## Data records:

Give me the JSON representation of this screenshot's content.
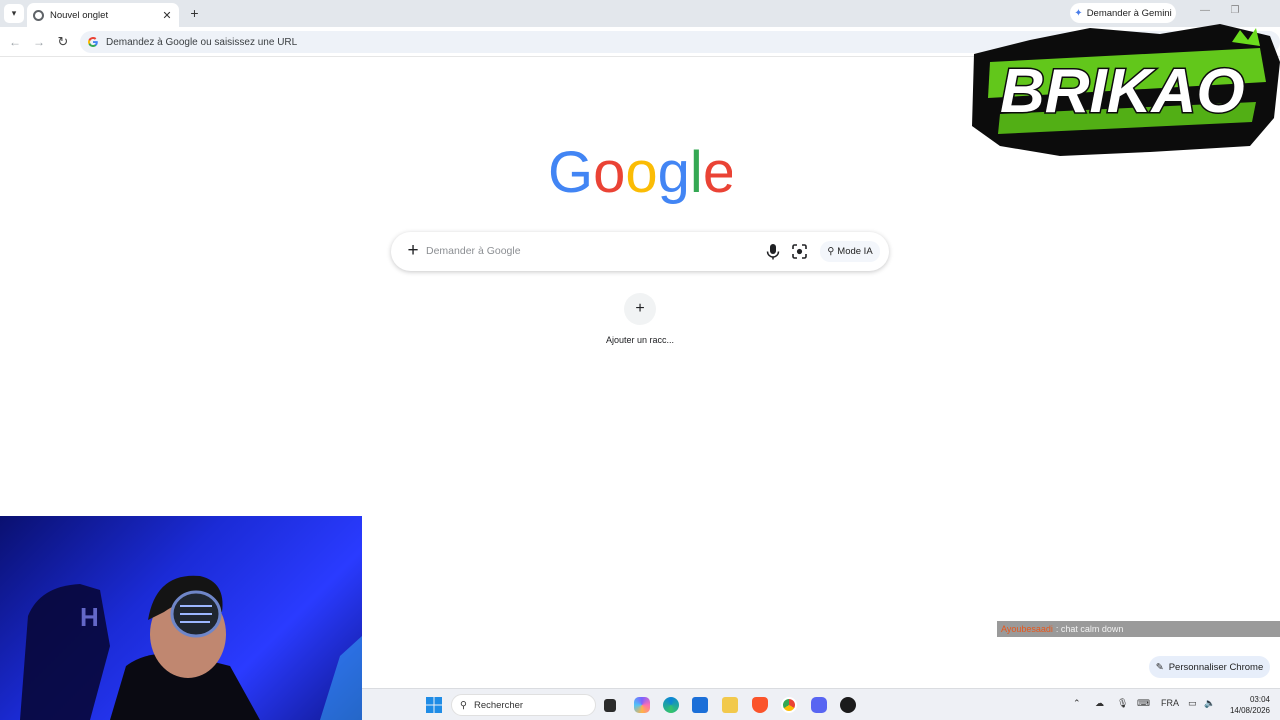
{
  "tab_strip": {
    "tab_title": "Nouvel onglet",
    "gemini_label": "Demander à Gemini"
  },
  "toolbar": {
    "omnibox_placeholder": "Demandez à Google ou saisissez une URL"
  },
  "content": {
    "logo_text": "Google",
    "search_placeholder": "Demander à Google",
    "mode_ia_label": "Mode IA",
    "shortcut_label": "Ajouter un racc..."
  },
  "overlay": {
    "brand_text": "BRIKAO",
    "chat_user": "Ayoubesaadi",
    "chat_message": ": chat calm down",
    "customize_label": "Personnaliser Chrome"
  },
  "taskbar": {
    "search_label": "Rechercher",
    "language": "FRA",
    "time": "03:04",
    "date": "14/08/2026"
  },
  "colors": {
    "google_blue": "#4285f4",
    "google_red": "#ea4335",
    "google_yellow": "#fbbc05",
    "google_green": "#34a853",
    "brand_green": "#6bdc1d"
  }
}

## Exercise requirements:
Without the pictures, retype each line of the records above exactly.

## Reply:
Give me the JSON representation of this screenshot's content.
{
  "tab_strip": {
    "tab_title": "Nouvel onglet",
    "gemini_label": "Demander à Gemini"
  },
  "toolbar": {
    "omnibox_placeholder": "Demandez à Google ou saisissez une URL"
  },
  "content": {
    "logo_text": "Google",
    "search_placeholder": "Demander à Google",
    "mode_ia_label": "Mode IA",
    "shortcut_label": "Ajouter un racc..."
  },
  "overlay": {
    "brand_text": "BRIKAO",
    "chat_user": "Ayoubesaadi",
    "chat_message": ": chat calm down",
    "customize_label": "Personnaliser Chrome"
  },
  "taskbar": {
    "search_label": "Rechercher",
    "language": "FRA",
    "time": "03:04",
    "date": "14/08/2026"
  },
  "colors": {
    "google_blue": "#4285f4",
    "google_red": "#ea4335",
    "google_yellow": "#fbbc05",
    "google_green": "#34a853",
    "brand_green": "#6bdc1d"
  }
}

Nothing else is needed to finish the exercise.